Business in Scandinavia – Stockholm – Part 2

We had a wonderful dinner at the “name of the island and hotel”. It was a great Viking experience, our friend Bjorn took us to this restaurant which replicated the Vikings dinner. It had no electricity and the whole room was lit with candle lights. They had the ancient type of dinner tables with animal fur and ancient crockeries and cutleries. It was a great dinner and more than that an unforgettable experience. As promised in the previous blog, we would be sharing about our experiences and learnings about the international culture.


As mentioned in the previous blog, Keolis is a French owned company. Though it is a French owned company, the culture at Keolis’ head office in Sweden has its local culture. Since Keolis is a company, where they have business across the globe, they work with different kind of people from different countries. The major factor of the company is that they believe in people as their main resource and these people are from different parts of the world who have diverse culture to adapt and work with their team, clients and counterparts from different countries. The unique part of having diverse culture and different kind of people is that leads to difference of opinions and solutions to solve one particular problem. Keolis in Sweden have maintained 99.09% error free that is just 10 errors out of 10000 buses operated.

Sqore, a start up that provides a gamification platform that connects potential job seekers and employers. We were lucky to meet and spend some quality time with the founders and few project managers of the company. Their approach is very similar to Keolis in hiring people based on their skills from different parts of the world.  They had a spread of 20 international employees in a team of 50. It was a great learning about Startups to have diversification in the team and workplace. It was easy for them to business in different continents because of their team that consists of different people. 2016-06-06-PHOTO-00000002

We did learn not only having diversification can help a company progress over time but also to have integration in a team to make it a strong better innovative company/business/team/entity. This was emphasized by Bettina, VP of Human resource in Sandvik. She also mentioned that diversity and inclusion is the key to innovation and success. These few visits to the companies in Sweden made us understand the key reasons to success and reaching global market is valuing people as their important resource and having a diversified team that truly respects each other and works well together.

We would be discussing about the similarities in Swedish work culture from the all the organizations we have visited so far. The first visual thing that everyone noticed when we were in the companies were the factory or company layout. They were so colorful, very neatly organized and very creative.
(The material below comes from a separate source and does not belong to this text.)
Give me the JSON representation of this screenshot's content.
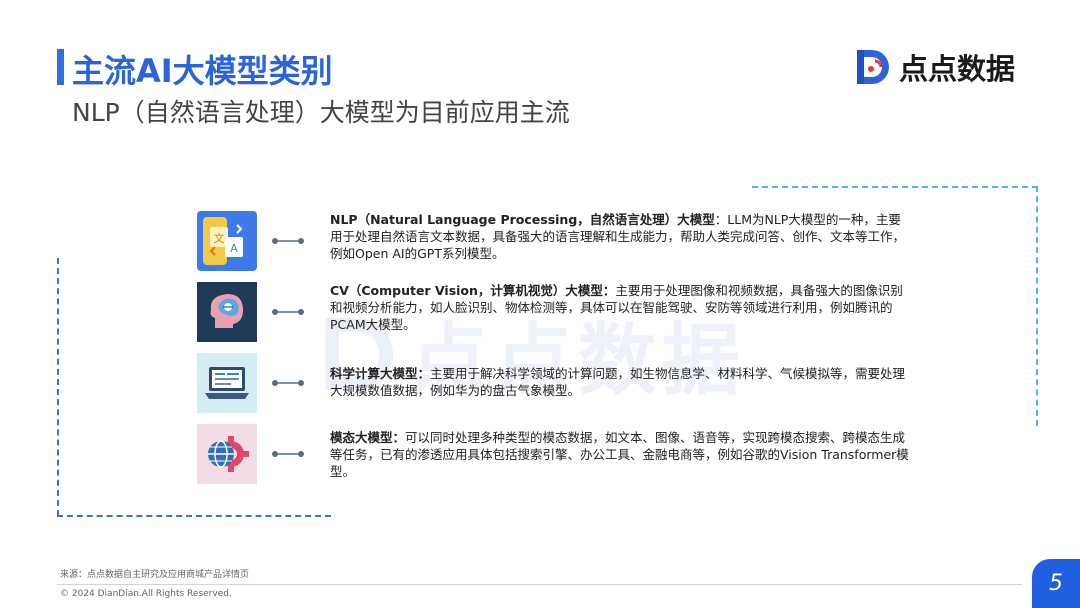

Any time you step into such offices you feel like you want to work there. We have been noticing this right from the first company we visited in Gothenburg (Lindholmen Science Park) to the last one in Stockholm (The Central Bank of Sweden). This enhances the productivity of the employees in the organization. They tend to think more positively and creatively.


The top down hierarchy is less prominent in most of the companies. By implementing these the higher level managers would be available at all times for any questions, comments or concerns, there by arriving at the solution at a much faster pace. Also due to the easy access of the higher level managers, the skills would be transferred to the employees from the higher level managers thereby increasing the productivity. We experienced this at Keolis and Conversionista. As discussed in the previous blog the the higher level managers did not have a separate work space or cubicle. The flexible working hours is another thing to be mentioned here about their culture. We feel that the organizations here value the employee’s personal life. In Conversionistas, we observed employees coming and going at various times and not having to show up at 8 or 9 and stay in the office until 5. This gives the employees the feeling that the company is caring for them and in return they would give their best effort back to the company. Their dressing culture in workplaces are usually business casuals. In Volvo, our presentation was given by the Vice President who was wearing jeans and a nice shirt with a tie and jacket instead of full formal attire. Most of the companies had this dressing patterns except for the banks.

Oops, we hear the cruise honking on the shore ready to take off from Stockholm to Tallinn. We are excited to go on 15-hour journey on the Baltic sea. Will post you more about the journey and the culture in Estonia, one of the world’s most advanced countries when it comes to integrating the Internet in everyday life. Till then take care and signing off by Adi, Esh and Nate.